''Ritual murder is a fact in Swaziland. Our only protection is to adopt a defensive attitude,'' says Robert Dube, a businessperson in the capital city, Mbabane. ''Ritual murder'' has allegedly long been a dark and secret part of politics in Swaziland, a conservative kingdom where traditions good and bad are a key part of life.
A new education initiative has been started in Swaziland to assist children who have lost parents to the Aids pandemic. The government says it will start paying the tuition fees of all Aids orphans, many of whom would not be able to attend school otherwise.
A heated debate is underway in Swaziland about whether children who fail English should be forced to repeat the academic year. ''The English language requirement is a millstone around the neck of every Swazi school child,'' says Agnes Khumalo, a public school teacher in the northern Hhohho province.
Swaziland is currently in the midst of its sacred Incwala ceremony, which many believe is crucial for the welfare of the country. However, the celebrations have not been without controversy. Variants of Incwala, a harvest festival, are celebrated by a number of ethnic groups in Southern Africa.
Swaziland is currently in the midst of its sacred Incwala ceremony, which many believe is crucial for the welfare of the country. However, the celebrations have not been without controversy.
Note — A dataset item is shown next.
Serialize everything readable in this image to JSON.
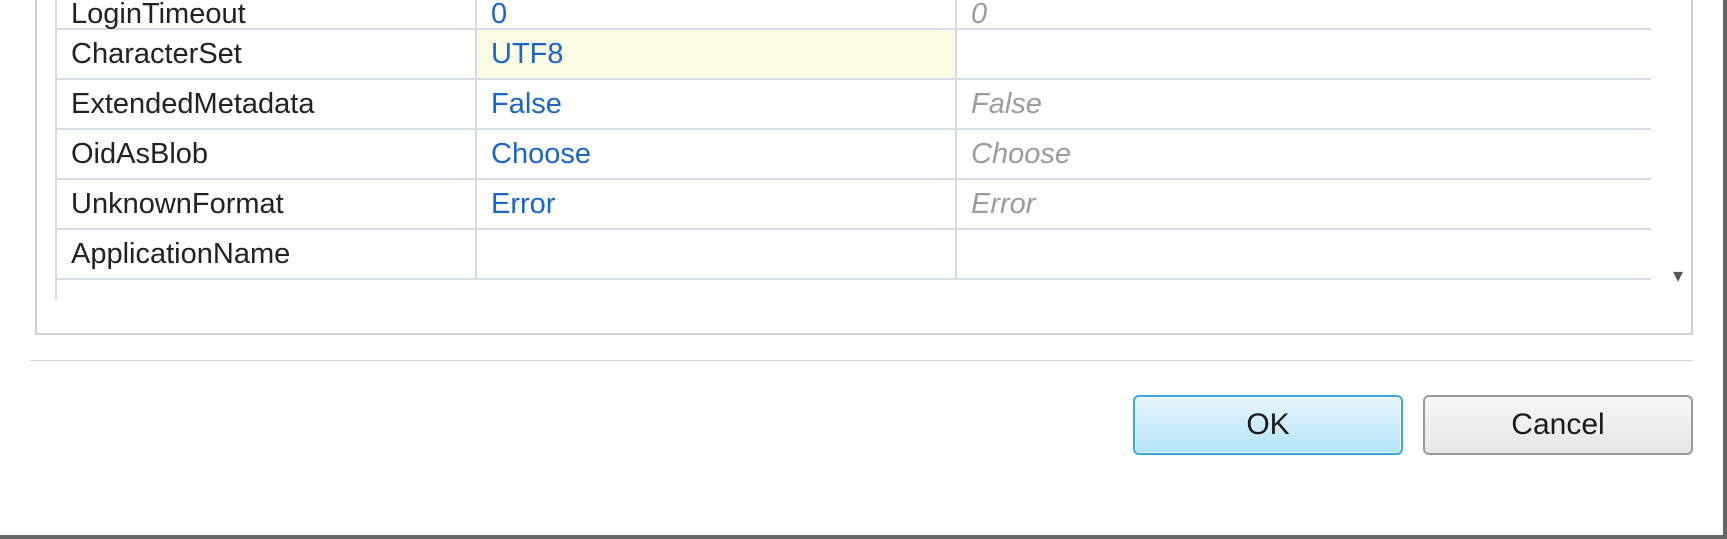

The pageants have a strong supernatural element, relying on ancestral spirits, magic and ritual for success.
This year is shaping up as the year of prison reform in Swaziland, and Aids is the catalyst. ''We have come a long way in acknowledging the impact of Aids within prisons,'' the head of Correctional Services said. Legal observers say this has resulted in an end to the denialism that previously characterised the debate about HIV in jails.
This year is shaping up as the year of prison reform in Swaziland, and Aids is the catalyst. ''It would be wrong to suggest that prisons are inhumane in Swaziland, but there is much room for improvement to make them safe from HIV infection, inmate abuse and other ills that are more or less endemic to African prisons,'' said an officer with the Correctional Services.
How does it feel to be an orphan in a country where by tradition there are no orphans? ''The extended family has completely broken down today. There is no place for orphans,'' says Dr Martin Weber of the International Red Cross's Swaziland branch. ''Aids is creating these orphans.''
Swaziland's new Constitution has been delayed again, as Prince David Dlamini conferred with constitutional experts. About R112-million has been spent on the exercise, which was decried from its inception by pro-democracy groups as a ''non-starter''.
As the international community marks World Aids Day on Monday December 1, Swaziland has reached an unhappy milestone. The country now has the same proportion of adults infected with HIV as Botswana, the country with the greatest HIV prevalence rate.
The road transportation business in Southern Africa is fraught with obstacles. It is a risky profession characterised by trucks getting hijacked at gunpoint, and a high incidence of HIV infection among workers. However, industry players say it is also providing opportunities for promoting black empowerment.